## BRIEF
Please write back every entry exactly, character for character.

──────── DATA SUPPLIED

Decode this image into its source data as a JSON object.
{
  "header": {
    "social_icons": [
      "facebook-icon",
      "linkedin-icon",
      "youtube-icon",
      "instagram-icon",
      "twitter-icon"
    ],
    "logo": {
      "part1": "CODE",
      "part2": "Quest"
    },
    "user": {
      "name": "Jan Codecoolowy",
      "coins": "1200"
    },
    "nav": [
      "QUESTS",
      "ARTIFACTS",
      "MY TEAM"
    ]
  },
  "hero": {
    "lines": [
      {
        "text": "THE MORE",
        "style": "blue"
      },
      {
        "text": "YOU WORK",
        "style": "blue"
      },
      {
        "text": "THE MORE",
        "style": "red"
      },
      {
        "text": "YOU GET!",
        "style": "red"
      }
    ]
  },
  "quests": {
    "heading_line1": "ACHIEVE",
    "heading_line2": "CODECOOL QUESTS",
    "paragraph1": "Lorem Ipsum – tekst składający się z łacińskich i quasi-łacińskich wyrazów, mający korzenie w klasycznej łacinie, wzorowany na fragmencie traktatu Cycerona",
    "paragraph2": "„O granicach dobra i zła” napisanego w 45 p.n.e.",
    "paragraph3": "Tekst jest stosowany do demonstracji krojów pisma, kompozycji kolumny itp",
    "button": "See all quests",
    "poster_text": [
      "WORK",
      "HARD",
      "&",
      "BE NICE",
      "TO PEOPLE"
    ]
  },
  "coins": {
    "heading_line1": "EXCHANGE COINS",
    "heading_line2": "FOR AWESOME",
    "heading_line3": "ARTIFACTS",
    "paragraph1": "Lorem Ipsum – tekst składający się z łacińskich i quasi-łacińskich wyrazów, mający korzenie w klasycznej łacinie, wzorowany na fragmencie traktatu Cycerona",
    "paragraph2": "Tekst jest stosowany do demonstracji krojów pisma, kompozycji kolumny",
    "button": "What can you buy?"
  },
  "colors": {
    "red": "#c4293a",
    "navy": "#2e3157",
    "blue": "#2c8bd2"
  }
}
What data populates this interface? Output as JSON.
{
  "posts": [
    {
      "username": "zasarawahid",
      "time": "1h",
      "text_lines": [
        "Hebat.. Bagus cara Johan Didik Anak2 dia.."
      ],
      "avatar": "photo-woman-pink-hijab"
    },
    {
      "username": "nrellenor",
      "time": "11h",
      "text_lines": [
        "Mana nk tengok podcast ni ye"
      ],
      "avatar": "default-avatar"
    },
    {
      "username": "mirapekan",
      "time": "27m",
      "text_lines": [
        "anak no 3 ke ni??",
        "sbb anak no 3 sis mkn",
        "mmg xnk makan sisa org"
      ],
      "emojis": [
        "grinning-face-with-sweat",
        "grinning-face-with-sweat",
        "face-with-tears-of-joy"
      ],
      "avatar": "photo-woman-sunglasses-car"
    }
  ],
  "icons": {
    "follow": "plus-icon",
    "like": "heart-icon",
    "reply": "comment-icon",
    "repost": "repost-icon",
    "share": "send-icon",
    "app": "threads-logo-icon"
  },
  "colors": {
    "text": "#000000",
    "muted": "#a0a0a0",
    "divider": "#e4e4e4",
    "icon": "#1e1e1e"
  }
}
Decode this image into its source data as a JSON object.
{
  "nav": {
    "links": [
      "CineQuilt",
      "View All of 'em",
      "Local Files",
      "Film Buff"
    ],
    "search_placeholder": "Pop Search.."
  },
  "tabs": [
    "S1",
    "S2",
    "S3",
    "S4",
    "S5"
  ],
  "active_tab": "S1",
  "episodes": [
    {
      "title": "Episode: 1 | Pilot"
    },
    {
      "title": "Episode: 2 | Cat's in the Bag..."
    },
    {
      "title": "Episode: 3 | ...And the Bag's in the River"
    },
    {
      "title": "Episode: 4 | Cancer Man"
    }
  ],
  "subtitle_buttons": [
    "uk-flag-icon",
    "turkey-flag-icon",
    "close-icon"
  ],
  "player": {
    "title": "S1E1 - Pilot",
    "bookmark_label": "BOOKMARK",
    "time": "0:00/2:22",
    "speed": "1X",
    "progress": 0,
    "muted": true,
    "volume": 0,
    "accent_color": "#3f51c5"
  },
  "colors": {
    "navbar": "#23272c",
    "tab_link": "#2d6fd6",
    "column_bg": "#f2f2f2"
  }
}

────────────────

## WRITTEN RESPONSE
Decode this image into its source data as a JSON object.
{
  "header": {
    "social_icons": [
      "facebook-icon",
      "linkedin-icon",
      "youtube-icon",
      "instagram-icon",
      "twitter-icon"
    ],
    "logo": {
      "part1": "CODE",
      "part2": "Quest"
    },
    "user": {
      "name": "Jan Codecoolowy",
      "coins": "1200"
    },
    "nav": [
      "QUESTS",
      "ARTIFACTS",
      "MY TEAM"
    ]
  },
  "hero": {
    "lines": [
      {
        "text": "THE MORE",
        "style": "blue"
      },
      {
        "text": "YOU WORK",
        "style": "blue"
      },
      {
        "text": "THE MORE",
        "style": "red"
      },
      {
        "text": "YOU GET!",
        "style": "red"
      }
    ]
  },
  "quests": {
    "heading_line1": "ACHIEVE",
    "heading_line2": "CODECOOL QUESTS",
    "paragraph1": "Lorem Ipsum – tekst składający się z łacińskich i quasi-łacińskich wyrazów, mający korzenie w klasycznej łacinie, wzorowany na fragmencie traktatu Cycerona",
    "paragraph2": "„O granicach dobra i zła” napisanego w 45 p.n.e.",
    "paragraph3": "Tekst jest stosowany do demonstracji krojów pisma, kompozycji kolumny itp",
    "button": "See all quests",
    "poster_text": [
      "WORK",
      "HARD",
      "&",
      "BE NICE",
      "TO PEOPLE"
    ]
  },
  "coins": {
    "heading_line1": "EXCHANGE COINS",
    "heading_line2": "FOR AWESOME",
    "heading_line3": "ARTIFACTS",
    "paragraph1": "Lorem Ipsum – tekst składający się z łacińskich i quasi-łacińskich wyrazów, mający korzenie w klasycznej łacinie, wzorowany na fragmencie traktatu Cycerona",
    "paragraph2": "Tekst jest stosowany do demonstracji krojów pisma, kompozycji kolumny",
    "button": "What can you buy?"
  },
  "colors": {
    "red": "#c4293a",
    "navy": "#2e3157",
    "blue": "#2c8bd2"
  }
}
What data populates this interface? Output as JSON.
{
  "posts": [
    {
      "username": "zasarawahid",
      "time": "1h",
      "text_lines": [
        "Hebat.. Bagus cara Johan Didik Anak2 dia.."
      ],
      "avatar": "photo-woman-pink-hijab"
    },
    {
      "username": "nrellenor",
      "time": "11h",
      "text_lines": [
        "Mana nk tengok podcast ni ye"
      ],
      "avatar": "default-avatar"
    },
    {
      "username": "mirapekan",
      "time": "27m",
      "text_lines": [
        "anak no 3 ke ni??",
        "sbb anak no 3 sis mkn",
        "mmg xnk makan sisa org"
      ],
      "emojis": [
        "grinning-face-with-sweat",
        "grinning-face-with-sweat",
        "face-with-tears-of-joy"
      ],
      "avatar": "photo-woman-sunglasses-car"
    }
  ],
  "icons": {
    "follow": "plus-icon",
    "like": "heart-icon",
    "reply": "comment-icon",
    "repost": "repost-icon",
    "share": "send-icon",
    "app": "threads-logo-icon"
  },
  "colors": {
    "text": "#000000",
    "muted": "#a0a0a0",
    "divider": "#e4e4e4",
    "icon": "#1e1e1e"
  }
}
Decode this image into its source data as a JSON object.
{
  "nav": {
    "links": [
      "CineQuilt",
      "View All of 'em",
      "Local Files",
      "Film Buff"
    ],
    "search_placeholder": "Pop Search.."
  },
  "tabs": [
    "S1",
    "S2",
    "S3",
    "S4",
    "S5"
  ],
  "active_tab": "S1",
  "episodes": [
    {
      "title": "Episode: 1 | Pilot"
    },
    {
      "title": "Episode: 2 | Cat's in the Bag..."
    },
    {
      "title": "Episode: 3 | ...And the Bag's in the River"
    },
    {
      "title": "Episode: 4 | Cancer Man"
    }
  ],
  "subtitle_buttons": [
    "uk-flag-icon",
    "turkey-flag-icon",
    "close-icon"
  ],
  "player": {
    "title": "S1E1 - Pilot",
    "bookmark_label": "BOOKMARK",
    "time": "0:00/2:22",
    "speed": "1X",
    "progress": 0,
    "muted": true,
    "volume": 0,
    "accent_color": "#3f51c5"
  },
  "colors": {
    "navbar": "#23272c",
    "tab_link": "#2d6fd6",
    "column_bg": "#f2f2f2"
  }
}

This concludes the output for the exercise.